● **ACTIVITY**
From the entries that follow, extract each line holding the string "time".

● **SUPPLIED MATERIAL**
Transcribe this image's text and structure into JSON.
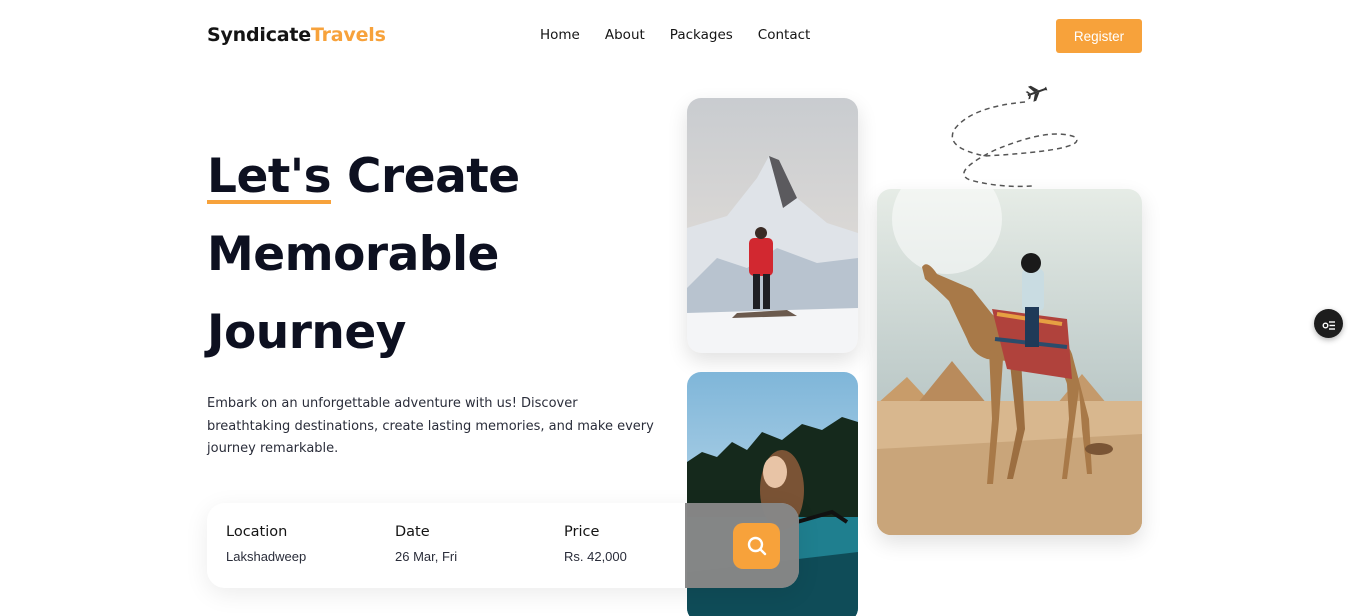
{
  "header": {
    "brand_part1": "Syndicate",
    "brand_part2": "Travels",
    "nav": [
      "Home",
      "About",
      "Packages",
      "Contact"
    ],
    "register_label": "Register"
  },
  "hero": {
    "title_word1": "Let's",
    "title_rest_line1": " Create",
    "title_line2": "Memorable",
    "title_line3": "Journey",
    "description": "Embark on an unforgettable adventure with us! Discover breathtaking destinations, create lasting memories, and make every journey remarkable."
  },
  "search": {
    "location_label": "Location",
    "location_value": "Lakshadweep",
    "date_label": "Date",
    "date_value": "26 Mar, Fri",
    "price_label": "Price",
    "price_value": "Rs. 42,000"
  },
  "colors": {
    "accent": "#f7a23b",
    "text_dark": "#0d1020"
  },
  "icons": [
    "airplane-icon",
    "search-icon",
    "list-settings-icon"
  ]
}
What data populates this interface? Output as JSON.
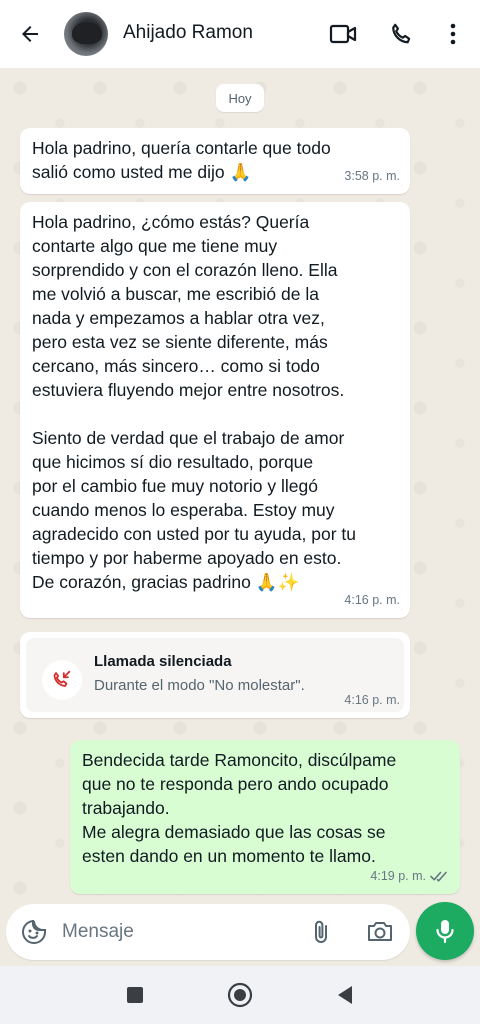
{
  "header": {
    "contact_name": "Ahijado Ramon"
  },
  "chat": {
    "date_label": "Hoy",
    "messages": [
      {
        "direction": "in",
        "text": "Hola padrino, quería contarle que todo\nsalió como usted me dijo 🙏",
        "time": "3:58 p. m."
      },
      {
        "direction": "in",
        "text": "Hola padrino, ¿cómo estás? Quería\ncontarte algo que me tiene muy\nsorprendido y con el corazón lleno. Ella\nme volvió a buscar, me escribió de la\nnada y empezamos a hablar otra vez,\npero esta vez se siente diferente, más\ncercano, más sincero… como si todo\nestuviera fluyendo mejor entre nosotros.\n\nSiento de verdad que el trabajo de amor\nque hicimos sí dio resultado, porque\npor el cambio fue muy notorio y llegó\ncuando menos lo esperaba. Estoy muy\nagradecido con usted por tu ayuda, por tu\ntiempo y por haberme apoyado en esto.\nDe corazón, gracias padrino 🙏✨",
        "time": "4:16 p. m."
      },
      {
        "direction": "in",
        "type": "missed_call",
        "title": "Llamada silenciada",
        "subtitle": "Durante el modo \"No molestar\".",
        "time": "4:16 p. m."
      },
      {
        "direction": "out",
        "text": "Bendecida tarde Ramoncito, discúlpame\nque no te responda pero ando ocupado\ntrabajando.\nMe alegra demasiado que las cosas se\nesten dando en un momento te llamo.",
        "time": "4:19 p. m.",
        "status": "read"
      }
    ]
  },
  "composer": {
    "placeholder": "Mensaje"
  },
  "colors": {
    "chat_background": "#efeae2",
    "outgoing_bubble": "#d9fdd3",
    "incoming_bubble": "#ffffff",
    "accent_green": "#1daa61",
    "missed_call_red": "#d32f2f"
  },
  "icons": {
    "back": "arrow-left-icon",
    "video": "video-camera-icon",
    "call": "phone-icon",
    "menu": "kebab-menu-icon",
    "emoji": "sticker-smiley-icon",
    "attach": "paperclip-icon",
    "camera": "camera-icon",
    "mic": "microphone-icon",
    "missed_call": "missed-call-icon",
    "read_receipt": "double-check-icon"
  }
}
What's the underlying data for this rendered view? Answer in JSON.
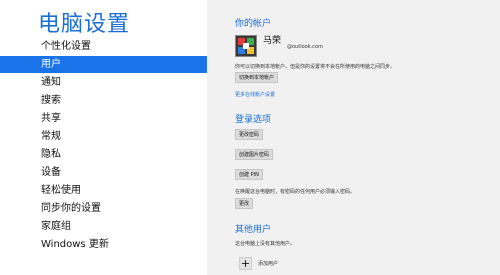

● **RESPONSE TO THE EXERCISE**
        "time": "3:58 p. m."
        "time": "4:16 p. m."
        "time": "4:16 p. m."
        "time": "4:19 p. m.",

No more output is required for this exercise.